First Team to Set a 0-60 MPH Record Under 1 Second is Not Who You’d Expect
The world of racing speed records is changing rapidly. The 0-60 times were once dominated by V8 engines and drag slicks. But today, the fastest accelerating vehicles use electric engines and vacuum systems to create downforce. Engineering students are the ones pushing the cutting edge of these technologies, and thus, it is teams of students who are currently setting and breaking the world acceleration to 60 mph record.
What is Student Formula Racing?
Many engineering schools have student clubs that build and race cars. One of the most common competitions is Formula SAE (hosted by the Society of Automotive Engineers).
AMZ Racing is the Academic Motorsports Association of Zürich for students at ETH in Zürich, Switzerland, and the Lucerne University of Applied Sciences and Arts. The club engineers and builds student Formula race cars.
In the summer of 2022, the Student Formula team from the University of Stuttgart set a 0-62 mph record of 1.46 seconds. So, in September 2022, students of AMZ began engineering a car to break the German record. Little did they know that within a year, they would shatter the 2022 record and the one-second mark.
The future of speed is electric
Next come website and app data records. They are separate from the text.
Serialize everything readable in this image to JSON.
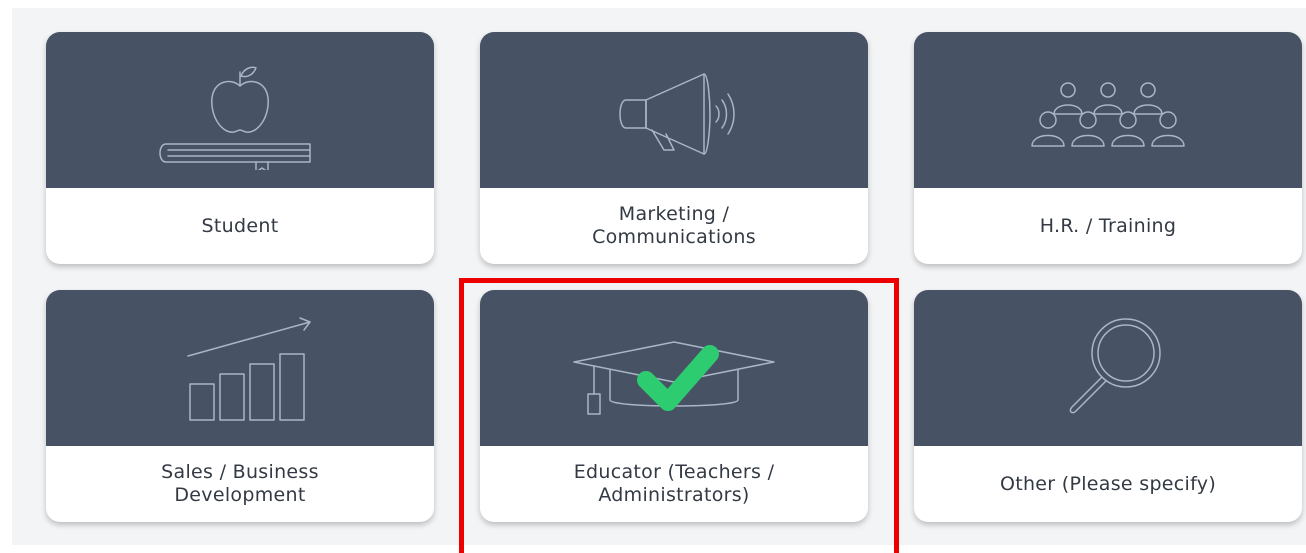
{
  "cards": [
    {
      "label": "Student",
      "icon": "apple-book-icon"
    },
    {
      "label": "Marketing /\nCommunications",
      "icon": "megaphone-icon"
    },
    {
      "label": "H.R. / Training",
      "icon": "people-group-icon"
    },
    {
      "label": "Sales / Business\nDevelopment",
      "icon": "growth-chart-icon"
    },
    {
      "label": "Educator (Teachers /\nAdministrators)",
      "icon": "graduation-cap-icon",
      "selected": true
    },
    {
      "label": "Other (Please specify)",
      "icon": "magnifier-icon"
    }
  ],
  "colors": {
    "card_top": "#475264",
    "icon_stroke": "#a9b6c8",
    "check": "#2ecc71",
    "highlight": "#ee0000"
  }
}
Electric motors generate maximum torque from zero RPM. This makes them acceleration monsters. It is not shocking that the new Rimac Nevera electric supercar shattered 23 production car performance records in a single day. This included a 0-60 mph time of 1.74 seconds, the fastest of any current production car. But purpose-built acceleration carts are even faster.
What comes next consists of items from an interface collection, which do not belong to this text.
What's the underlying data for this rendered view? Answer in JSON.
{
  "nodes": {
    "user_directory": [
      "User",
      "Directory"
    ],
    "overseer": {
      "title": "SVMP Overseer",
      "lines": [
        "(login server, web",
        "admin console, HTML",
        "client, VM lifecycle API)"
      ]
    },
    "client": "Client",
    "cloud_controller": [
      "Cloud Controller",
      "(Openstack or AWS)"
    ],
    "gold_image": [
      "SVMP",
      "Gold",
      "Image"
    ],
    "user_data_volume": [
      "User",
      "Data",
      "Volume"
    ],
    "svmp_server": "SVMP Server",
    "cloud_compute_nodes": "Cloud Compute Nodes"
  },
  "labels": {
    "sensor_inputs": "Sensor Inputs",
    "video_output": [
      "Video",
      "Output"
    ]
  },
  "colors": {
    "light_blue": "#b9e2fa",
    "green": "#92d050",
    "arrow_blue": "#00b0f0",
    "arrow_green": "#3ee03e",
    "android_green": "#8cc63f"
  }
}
When the students of AMZ set about beating the Stuttgart team’s acceleration record, they knew their vehicle would have to be electric. They started with the 300-pound ultralight cart they use in student Formula racing and installed an electric drive unit in the hub of each of its four wheels.
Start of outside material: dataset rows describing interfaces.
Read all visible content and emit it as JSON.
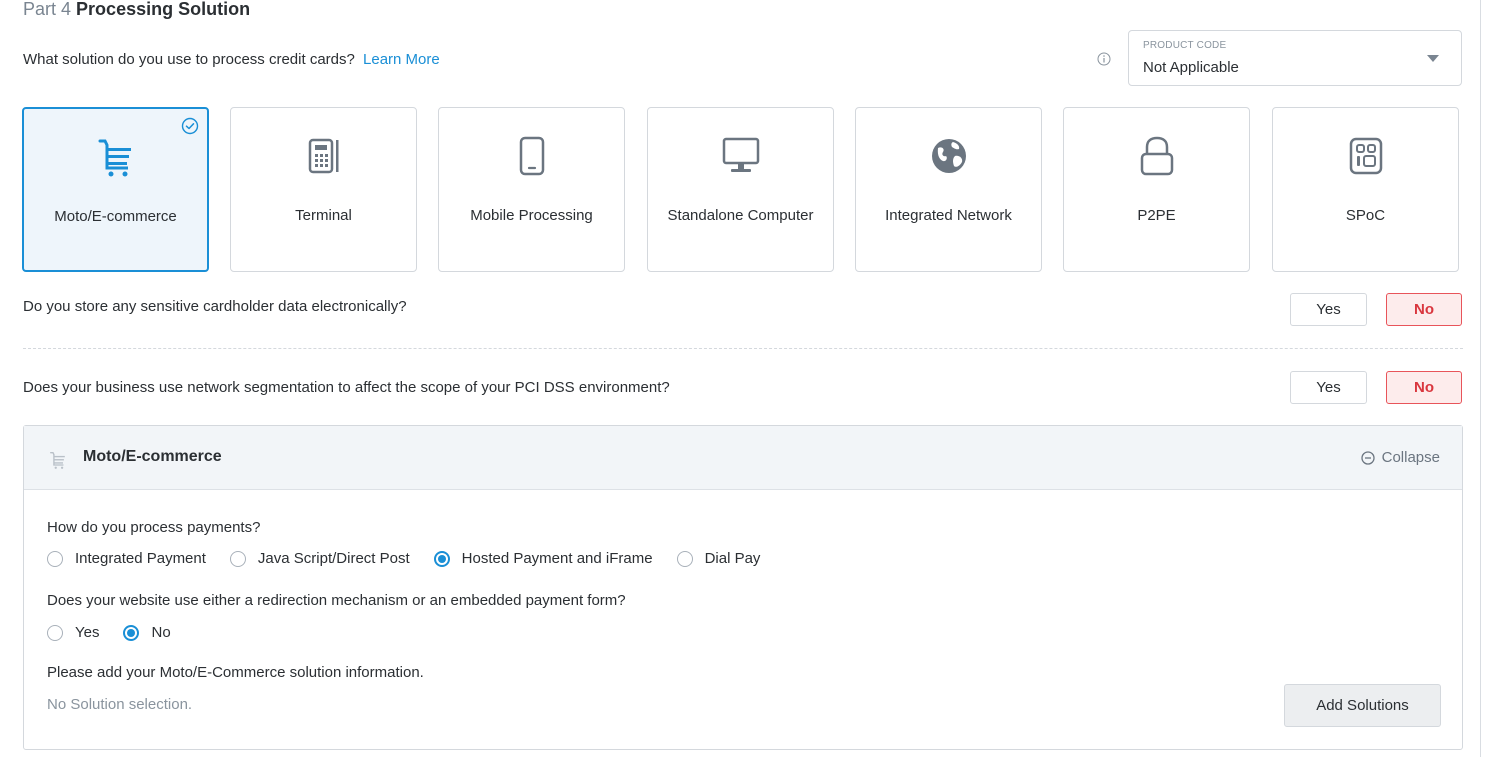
{
  "header": {
    "part_prefix": "Part 4",
    "part_title": "Processing Solution"
  },
  "question_solution": {
    "text": "What solution do you use to process credit cards?",
    "learn_more": "Learn More"
  },
  "product_code": {
    "label": "PRODUCT CODE",
    "value": "Not Applicable"
  },
  "solutions": [
    {
      "label": "Moto/E-commerce",
      "icon": "shopping-cart-icon",
      "selected": true
    },
    {
      "label": "Terminal",
      "icon": "terminal-icon",
      "selected": false
    },
    {
      "label": "Mobile Processing",
      "icon": "mobile-phone-icon",
      "selected": false
    },
    {
      "label": "Standalone Computer",
      "icon": "monitor-icon",
      "selected": false
    },
    {
      "label": "Integrated Network",
      "icon": "globe-icon",
      "selected": false
    },
    {
      "label": "P2PE",
      "icon": "lock-icon",
      "selected": false
    },
    {
      "label": "SPoC",
      "icon": "pin-pad-icon",
      "selected": false
    }
  ],
  "q_store": {
    "text": "Do you store any sensitive cardholder data electronically?",
    "yes": "Yes",
    "no": "No",
    "selected": "No"
  },
  "q_segmentation": {
    "text": "Does your business use network segmentation to affect the scope of your PCI DSS environment?",
    "yes": "Yes",
    "no": "No",
    "selected": "No"
  },
  "panel": {
    "title": "Moto/E-commerce",
    "collapse": "Collapse",
    "q_payments": "How do you process payments?",
    "payment_options": [
      {
        "label": "Integrated Payment",
        "selected": false
      },
      {
        "label": "Java Script/Direct Post",
        "selected": false
      },
      {
        "label": "Hosted Payment and iFrame",
        "selected": true
      },
      {
        "label": "Dial Pay",
        "selected": false
      }
    ],
    "q_redirect": "Does your website use either a redirection mechanism or an embedded payment form?",
    "redirect_options": [
      {
        "label": "Yes",
        "selected": false
      },
      {
        "label": "No",
        "selected": true
      }
    ],
    "q_add": "Please add your Moto/E-Commerce solution information.",
    "no_solution": "No Solution selection.",
    "add_button": "Add Solutions"
  },
  "colors": {
    "accent": "#1a8fd6",
    "danger": "#d9363e",
    "icon_gray": "#6b7580"
  }
}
AMZ’s purpose-built acceleration record car makes 326 horsepower. And it can make all this power right off the line. The only problem is at 309 pounds total, it just spun its wheels whenever you stomped the gas. To put all that power to the ground, the engineering students needed to get creative.
Putting the power down
AMZ’s solution to traction was essentially to build a reverse hovercraft. Their purpose-built cart has a ground effect skirt with high-speed electric fans, creating enough suction that its wheels won’t spin out.
This is often called “fan car” technology. It has proven so effective that Formula 1 has outlawed it from competition. But in a 0-60 world record, anything goes. With a driver, AMZ’s car weighs about 400 lbs. But with the fan system and its weight combined, it creates about 800 lbs of downforce on its tires.
That driver was an engineering student named Kate Maggetti. She and the rest of the AMZ team brought their car to the airbase in Duebendorf, Switzerland, to have a run at the record.
Magetti described the acceleration, saying, “It’s like being on a roller coaster with a really, really fast start. You feel the tension and a kick.” And what does it feel like to shatter the 0-60 world record? “So you do feel a few nerves. It probably also has to do with respect. You really notice that your heart is pounding away. But you’ve just got to do it and see it through. Then everything’s better again. And then it’s fun, too.”
AMZ’s record was reaching 62 mph (100 km/h) in just 0.956 seconds. From a standstill, Magetti covered 40.3 feet in less than one second.
Next, find out whether the Formula 1 or NASCAR top speed record is higher, or watch Tom Scott try out AMZ’s car himself in the video below: